Aim of the exercise
Repeat the records exactly. Leave out the pictures.

Segment Start: Input records

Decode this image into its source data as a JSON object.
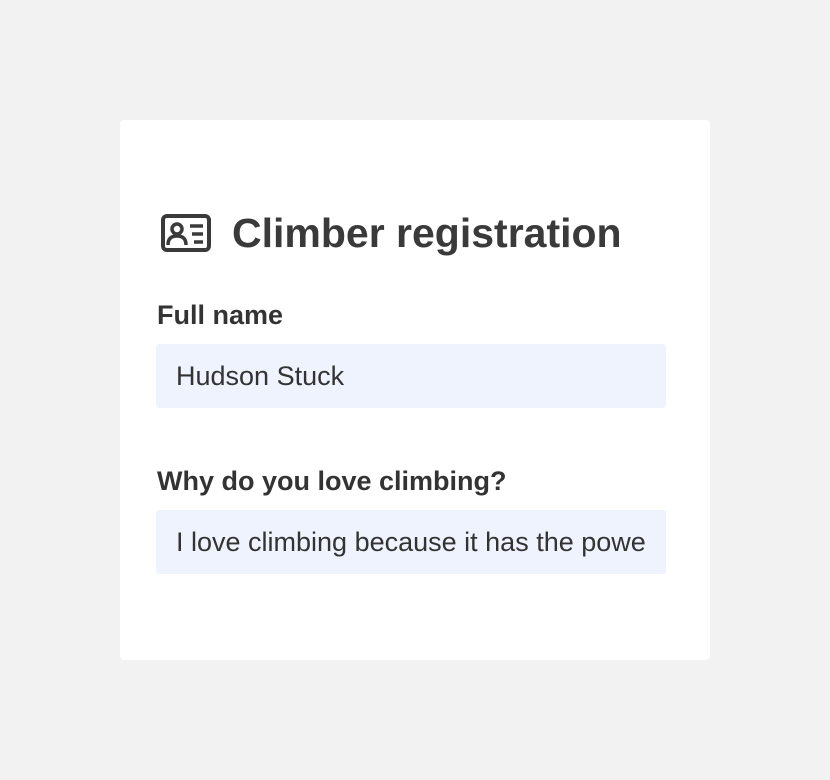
{
  "form": {
    "icon": "id-card-icon",
    "title": "Climber registration",
    "fields": [
      {
        "label": "Full name",
        "value": "Hudson Stuck"
      },
      {
        "label": "Why do you love climbing?",
        "value": "I love climbing because it has the powe"
      }
    ]
  },
  "colors": {
    "page_background": "#f2f2f2",
    "card_background": "#ffffff",
    "input_background": "#eef3fd",
    "text": "#333333",
    "title_text": "#3a3a3a"
  }
}
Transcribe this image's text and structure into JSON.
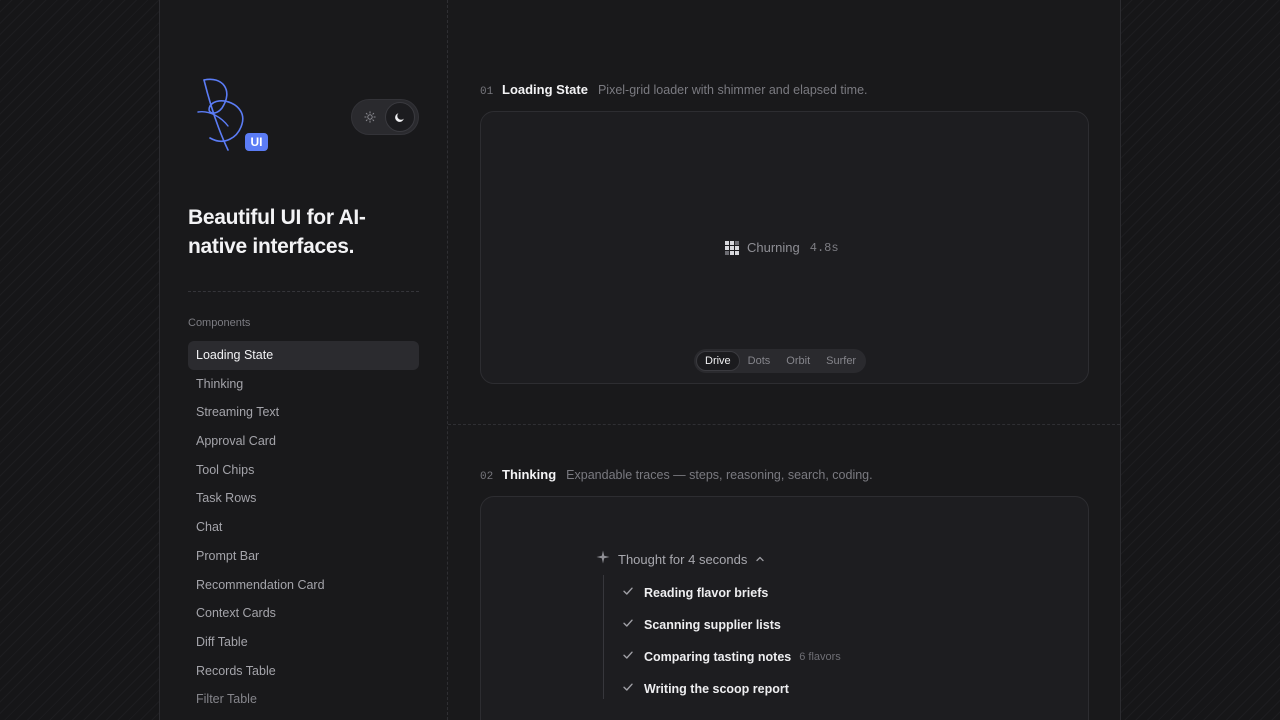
{
  "brand": {
    "logo_badge": "UI",
    "tagline": "Beautiful UI for AI-native interfaces."
  },
  "theme_toggle": {
    "options": [
      "sun-icon",
      "moon-icon"
    ],
    "selected": "dark"
  },
  "sidebar": {
    "section_label": "Components",
    "items": [
      {
        "label": "Loading State",
        "active": true
      },
      {
        "label": "Thinking"
      },
      {
        "label": "Streaming Text"
      },
      {
        "label": "Approval Card"
      },
      {
        "label": "Tool Chips"
      },
      {
        "label": "Task Rows"
      },
      {
        "label": "Chat"
      },
      {
        "label": "Prompt Bar"
      },
      {
        "label": "Recommendation Card"
      },
      {
        "label": "Context Cards"
      },
      {
        "label": "Diff Table"
      },
      {
        "label": "Records Table"
      },
      {
        "label": "Filter Table"
      }
    ]
  },
  "sections": [
    {
      "number": "01",
      "title": "Loading State",
      "description": "Pixel-grid loader with shimmer and elapsed time.",
      "loader": {
        "label": "Churning",
        "elapsed": "4.8s"
      },
      "variants": [
        "Drive",
        "Dots",
        "Orbit",
        "Surfer"
      ],
      "selected_variant": "Drive"
    },
    {
      "number": "02",
      "title": "Thinking",
      "description": "Expandable traces — steps, reasoning, search, coding.",
      "thought": {
        "title": "Thought for 4 seconds",
        "steps": [
          {
            "label": "Reading flavor briefs"
          },
          {
            "label": "Scanning supplier lists"
          },
          {
            "label": "Comparing tasting notes",
            "meta": "6 flavors"
          },
          {
            "label": "Writing the scoop report"
          }
        ]
      }
    }
  ],
  "colors": {
    "accent": "#5b7cf5",
    "background": "#19191b",
    "card": "#1d1d20"
  }
}
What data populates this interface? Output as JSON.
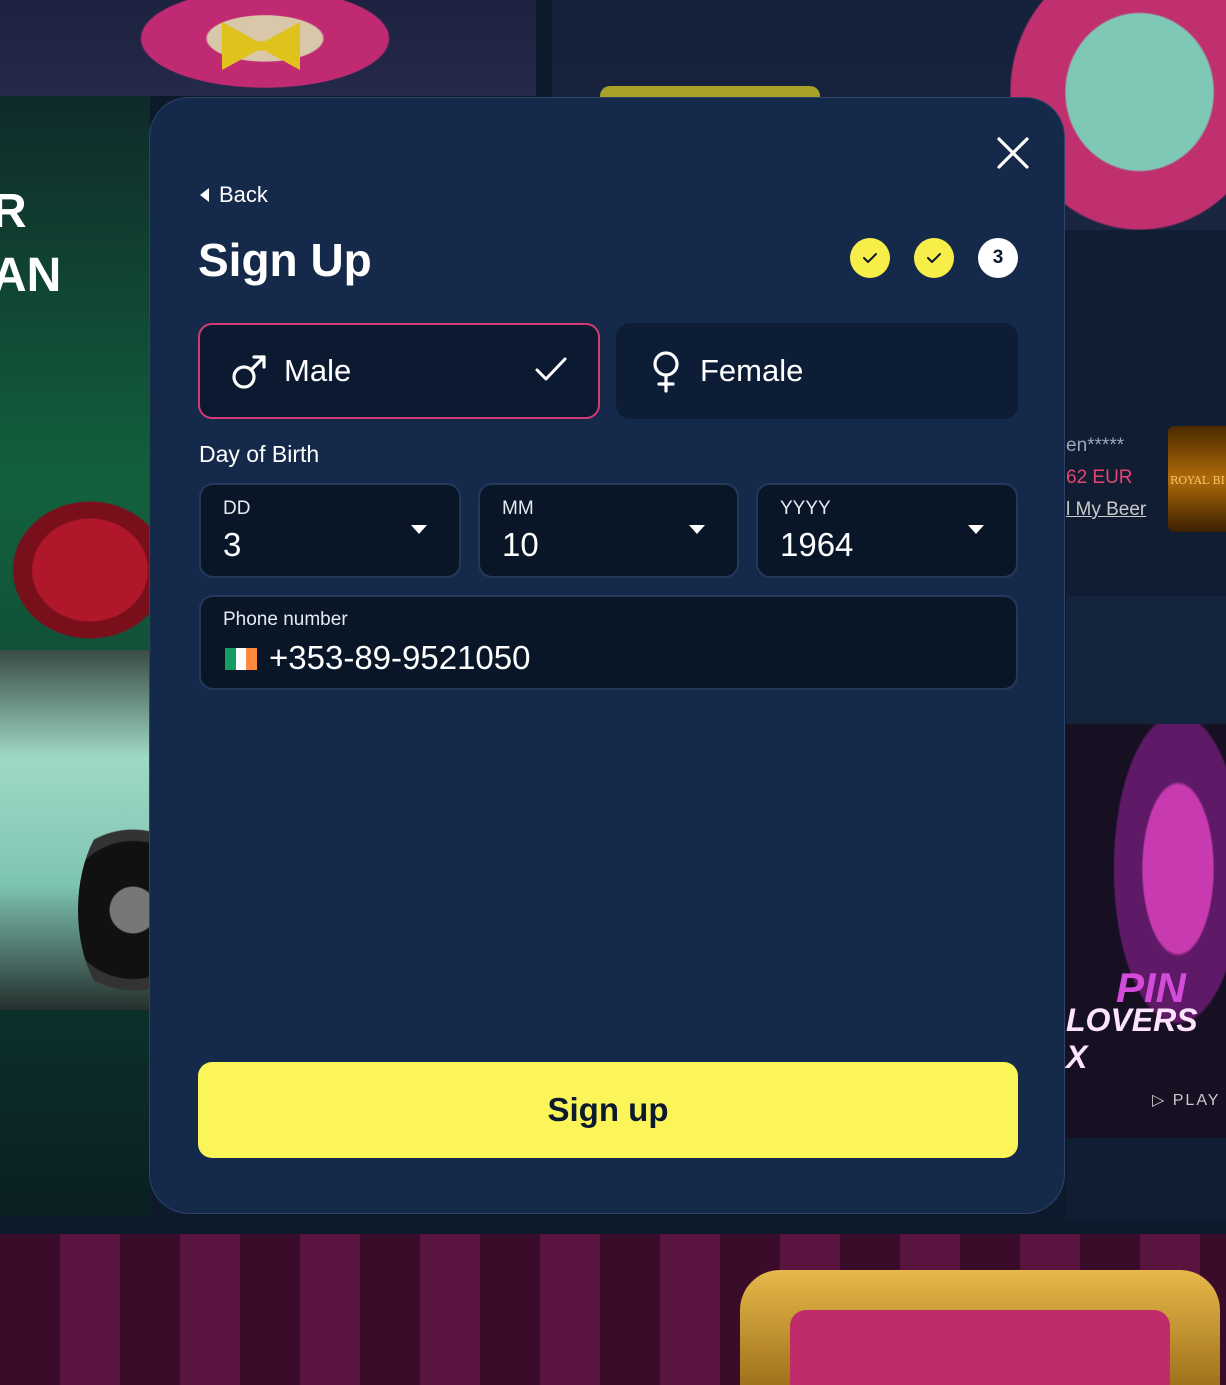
{
  "background": {
    "promo_text_lines": [
      "R",
      "AN"
    ],
    "ticker": {
      "user": "en*****",
      "amount": "62 EUR",
      "game": "l My Beer"
    },
    "thumb_label": "ROYAL BI",
    "game_tile": {
      "line1": "PIN",
      "line2": "LOVERS X",
      "provider": "PLAY"
    }
  },
  "modal": {
    "back_label": "Back",
    "title": "Sign Up",
    "steps": [
      {
        "state": "done"
      },
      {
        "state": "done"
      },
      {
        "state": "current",
        "label": "3"
      }
    ],
    "gender": {
      "male_label": "Male",
      "female_label": "Female",
      "selected": "Male"
    },
    "dob": {
      "label": "Day of Birth",
      "day": {
        "label": "DD",
        "value": "3"
      },
      "month": {
        "label": "MM",
        "value": "10"
      },
      "year": {
        "label": "YYYY",
        "value": "1964"
      }
    },
    "phone": {
      "label": "Phone number",
      "country_flag": "ireland-flag",
      "value": "+353-89-9521050"
    },
    "submit_label": "Sign up"
  },
  "colors": {
    "modal_bg": "#152a4b",
    "accent_yellow": "#fbf55a",
    "selected_border": "#d23a75",
    "field_bg": "#091628"
  }
}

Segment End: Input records

Output
Decode this image into its source data as a JSON object.
{
  "form": {
    "icon": "id-card-icon",
    "title": "Climber registration",
    "fields": [
      {
        "label": "Full name",
        "value": "Hudson Stuck"
      },
      {
        "label": "Why do you love climbing?",
        "value": "I love climbing because it has the powe"
      }
    ]
  },
  "colors": {
    "page_background": "#f2f2f2",
    "card_background": "#ffffff",
    "input_background": "#eef3fd",
    "text": "#333333",
    "title_text": "#3a3a3a"
  }
}
Transcribe this image's text and structure into JSON.
{
  "brand": {
    "logo_badge": "UI",
    "tagline": "Beautiful UI for AI-native interfaces."
  },
  "theme_toggle": {
    "options": [
      "sun-icon",
      "moon-icon"
    ],
    "selected": "dark"
  },
  "sidebar": {
    "section_label": "Components",
    "items": [
      {
        "label": "Loading State",
        "active": true
      },
      {
        "label": "Thinking"
      },
      {
        "label": "Streaming Text"
      },
      {
        "label": "Approval Card"
      },
      {
        "label": "Tool Chips"
      },
      {
        "label": "Task Rows"
      },
      {
        "label": "Chat"
      },
      {
        "label": "Prompt Bar"
      },
      {
        "label": "Recommendation Card"
      },
      {
        "label": "Context Cards"
      },
      {
        "label": "Diff Table"
      },
      {
        "label": "Records Table"
      },
      {
        "label": "Filter Table"
      }
    ]
  },
  "sections": [
    {
      "number": "01",
      "title": "Loading State",
      "description": "Pixel-grid loader with shimmer and elapsed time.",
      "loader": {
        "label": "Churning",
        "elapsed": "4.8s"
      },
      "variants": [
        "Drive",
        "Dots",
        "Orbit",
        "Surfer"
      ],
      "selected_variant": "Drive"
    },
    {
      "number": "02",
      "title": "Thinking",
      "description": "Expandable traces — steps, reasoning, search, coding.",
      "thought": {
        "title": "Thought for 4 seconds",
        "steps": [
          {
            "label": "Reading flavor briefs"
          },
          {
            "label": "Scanning supplier lists"
          },
          {
            "label": "Comparing tasting notes",
            "meta": "6 flavors"
          },
          {
            "label": "Writing the scoop report"
          }
        ]
      }
    }
  ],
  "colors": {
    "accent": "#5b7cf5",
    "background": "#19191b",
    "card": "#1d1d20"
  }
}
What data populates this interface? Output as JSON.
{
  "background": {
    "promo_text_lines": [
      "R",
      "AN"
    ],
    "ticker": {
      "user": "en*****",
      "amount": "62 EUR",
      "game": "l My Beer"
    },
    "thumb_label": "ROYAL BI",
    "game_tile": {
      "line1": "PIN",
      "line2": "LOVERS X",
      "provider": "PLAY"
    }
  },
  "modal": {
    "back_label": "Back",
    "title": "Sign Up",
    "steps": [
      {
        "state": "done"
      },
      {
        "state": "done"
      },
      {
        "state": "current",
        "label": "3"
      }
    ],
    "gender": {
      "male_label": "Male",
      "female_label": "Female",
      "selected": "Male"
    },
    "dob": {
      "label": "Day of Birth",
      "day": {
        "label": "DD",
        "value": "3"
      },
      "month": {
        "label": "MM",
        "value": "10"
      },
      "year": {
        "label": "YYYY",
        "value": "1964"
      }
    },
    "phone": {
      "label": "Phone number",
      "country_flag": "ireland-flag",
      "value": "+353-89-9521050"
    },
    "submit_label": "Sign up"
  },
  "colors": {
    "modal_bg": "#152a4b",
    "accent_yellow": "#fbf55a",
    "selected_border": "#d23a75",
    "field_bg": "#091628"
  }
}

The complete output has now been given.